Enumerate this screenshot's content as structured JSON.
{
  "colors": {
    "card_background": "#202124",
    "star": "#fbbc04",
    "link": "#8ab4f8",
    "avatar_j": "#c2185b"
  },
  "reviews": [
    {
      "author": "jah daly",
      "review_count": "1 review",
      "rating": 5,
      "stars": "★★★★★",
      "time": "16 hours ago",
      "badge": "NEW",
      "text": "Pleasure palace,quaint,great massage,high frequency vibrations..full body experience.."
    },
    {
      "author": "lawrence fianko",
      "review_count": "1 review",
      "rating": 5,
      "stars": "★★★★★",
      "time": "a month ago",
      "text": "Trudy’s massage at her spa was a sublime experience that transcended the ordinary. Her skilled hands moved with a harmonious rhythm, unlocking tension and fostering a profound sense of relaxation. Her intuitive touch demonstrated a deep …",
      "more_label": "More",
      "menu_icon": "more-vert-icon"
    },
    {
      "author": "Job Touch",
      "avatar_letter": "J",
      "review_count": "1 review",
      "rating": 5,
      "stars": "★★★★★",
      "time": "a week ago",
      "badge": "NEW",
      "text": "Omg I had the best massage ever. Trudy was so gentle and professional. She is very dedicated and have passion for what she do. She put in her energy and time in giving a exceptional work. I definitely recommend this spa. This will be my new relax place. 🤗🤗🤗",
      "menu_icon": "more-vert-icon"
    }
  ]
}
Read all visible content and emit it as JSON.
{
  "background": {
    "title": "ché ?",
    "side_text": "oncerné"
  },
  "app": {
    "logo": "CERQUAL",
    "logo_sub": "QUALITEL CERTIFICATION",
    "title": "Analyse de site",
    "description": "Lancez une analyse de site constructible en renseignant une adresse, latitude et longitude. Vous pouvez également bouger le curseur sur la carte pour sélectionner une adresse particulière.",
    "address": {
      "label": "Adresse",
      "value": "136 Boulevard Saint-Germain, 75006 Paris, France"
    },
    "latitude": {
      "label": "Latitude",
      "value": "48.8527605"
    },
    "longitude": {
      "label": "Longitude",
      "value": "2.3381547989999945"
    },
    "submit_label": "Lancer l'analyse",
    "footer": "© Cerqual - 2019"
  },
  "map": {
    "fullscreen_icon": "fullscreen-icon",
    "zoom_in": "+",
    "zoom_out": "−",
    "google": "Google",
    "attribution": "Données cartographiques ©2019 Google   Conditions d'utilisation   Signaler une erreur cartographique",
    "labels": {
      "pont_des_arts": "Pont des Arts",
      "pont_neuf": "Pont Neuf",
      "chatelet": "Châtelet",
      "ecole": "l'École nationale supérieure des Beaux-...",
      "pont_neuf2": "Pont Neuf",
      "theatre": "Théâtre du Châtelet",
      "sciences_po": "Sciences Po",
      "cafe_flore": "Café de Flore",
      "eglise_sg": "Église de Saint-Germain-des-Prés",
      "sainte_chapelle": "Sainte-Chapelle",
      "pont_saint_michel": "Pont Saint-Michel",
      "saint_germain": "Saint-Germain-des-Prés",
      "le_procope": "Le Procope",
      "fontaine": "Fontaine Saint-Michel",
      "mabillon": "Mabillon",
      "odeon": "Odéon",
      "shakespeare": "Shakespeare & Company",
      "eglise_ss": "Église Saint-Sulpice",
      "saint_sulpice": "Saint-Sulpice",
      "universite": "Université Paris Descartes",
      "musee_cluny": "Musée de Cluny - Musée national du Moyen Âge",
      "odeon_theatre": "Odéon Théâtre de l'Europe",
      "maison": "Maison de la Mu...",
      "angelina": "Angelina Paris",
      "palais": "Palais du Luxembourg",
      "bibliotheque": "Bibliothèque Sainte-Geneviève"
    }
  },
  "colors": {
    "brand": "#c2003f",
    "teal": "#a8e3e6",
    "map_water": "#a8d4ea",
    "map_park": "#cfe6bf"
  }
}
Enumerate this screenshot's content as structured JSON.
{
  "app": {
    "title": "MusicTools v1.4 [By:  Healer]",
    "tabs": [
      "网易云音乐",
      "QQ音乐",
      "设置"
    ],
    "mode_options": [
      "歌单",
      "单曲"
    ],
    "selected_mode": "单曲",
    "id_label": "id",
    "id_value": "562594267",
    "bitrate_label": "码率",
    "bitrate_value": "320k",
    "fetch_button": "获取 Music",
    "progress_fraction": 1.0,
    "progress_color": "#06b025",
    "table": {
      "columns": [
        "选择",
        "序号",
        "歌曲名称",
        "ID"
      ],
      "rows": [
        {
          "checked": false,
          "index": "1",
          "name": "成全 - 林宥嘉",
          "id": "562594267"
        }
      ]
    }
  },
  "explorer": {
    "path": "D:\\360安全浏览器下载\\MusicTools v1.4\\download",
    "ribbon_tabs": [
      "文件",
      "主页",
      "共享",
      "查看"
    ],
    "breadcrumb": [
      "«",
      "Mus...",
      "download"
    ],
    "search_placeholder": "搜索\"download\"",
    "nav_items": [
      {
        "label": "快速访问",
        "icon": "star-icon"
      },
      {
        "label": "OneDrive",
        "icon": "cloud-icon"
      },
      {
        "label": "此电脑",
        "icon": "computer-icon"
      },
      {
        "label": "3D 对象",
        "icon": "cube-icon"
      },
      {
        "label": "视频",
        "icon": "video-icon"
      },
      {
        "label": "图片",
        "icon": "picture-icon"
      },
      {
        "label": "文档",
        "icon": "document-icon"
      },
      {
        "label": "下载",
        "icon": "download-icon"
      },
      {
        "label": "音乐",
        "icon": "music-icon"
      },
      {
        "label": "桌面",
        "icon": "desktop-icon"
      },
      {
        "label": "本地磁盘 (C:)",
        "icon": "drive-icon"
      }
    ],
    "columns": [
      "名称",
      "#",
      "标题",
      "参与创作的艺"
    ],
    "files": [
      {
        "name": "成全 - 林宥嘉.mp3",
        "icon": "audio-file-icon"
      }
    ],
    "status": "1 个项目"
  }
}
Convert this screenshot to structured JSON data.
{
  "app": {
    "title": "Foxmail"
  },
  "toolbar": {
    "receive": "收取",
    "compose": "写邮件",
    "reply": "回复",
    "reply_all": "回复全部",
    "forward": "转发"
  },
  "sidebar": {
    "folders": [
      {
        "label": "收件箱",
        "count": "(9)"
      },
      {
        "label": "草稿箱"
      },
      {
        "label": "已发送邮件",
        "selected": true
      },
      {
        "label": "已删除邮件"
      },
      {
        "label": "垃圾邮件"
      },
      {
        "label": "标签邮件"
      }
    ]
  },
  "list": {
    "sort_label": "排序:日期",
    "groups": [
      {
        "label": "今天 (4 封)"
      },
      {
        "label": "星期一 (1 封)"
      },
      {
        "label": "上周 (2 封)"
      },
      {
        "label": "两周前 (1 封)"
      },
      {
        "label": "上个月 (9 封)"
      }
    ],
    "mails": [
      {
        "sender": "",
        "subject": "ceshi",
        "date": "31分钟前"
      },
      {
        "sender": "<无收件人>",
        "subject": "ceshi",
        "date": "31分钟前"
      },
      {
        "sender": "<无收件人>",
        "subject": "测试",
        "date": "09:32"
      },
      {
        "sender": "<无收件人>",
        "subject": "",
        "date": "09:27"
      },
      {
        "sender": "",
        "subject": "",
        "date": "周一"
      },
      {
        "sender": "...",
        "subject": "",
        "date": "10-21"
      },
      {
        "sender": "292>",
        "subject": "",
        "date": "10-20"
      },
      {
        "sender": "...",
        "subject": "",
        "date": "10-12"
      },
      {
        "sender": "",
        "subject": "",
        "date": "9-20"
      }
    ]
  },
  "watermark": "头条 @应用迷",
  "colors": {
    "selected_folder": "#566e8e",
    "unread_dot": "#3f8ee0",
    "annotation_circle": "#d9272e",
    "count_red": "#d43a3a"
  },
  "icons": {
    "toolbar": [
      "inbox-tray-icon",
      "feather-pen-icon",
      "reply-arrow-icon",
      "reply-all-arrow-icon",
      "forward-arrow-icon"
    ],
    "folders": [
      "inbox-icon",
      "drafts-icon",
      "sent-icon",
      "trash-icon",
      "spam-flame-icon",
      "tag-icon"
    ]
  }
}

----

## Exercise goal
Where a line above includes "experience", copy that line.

## Answer box
      "text": "Pleasure palace,quaint,great massage,high frequency vibrations..full body experience.."
      "text": "Trudy’s massage at her spa was a sublime experience that transcended the ordinary. Her skilled hands moved with a harmonious rhythm, unlocking tension and fostering a profound sense of relaxation. Her intuitive touch demonstrated a deep …",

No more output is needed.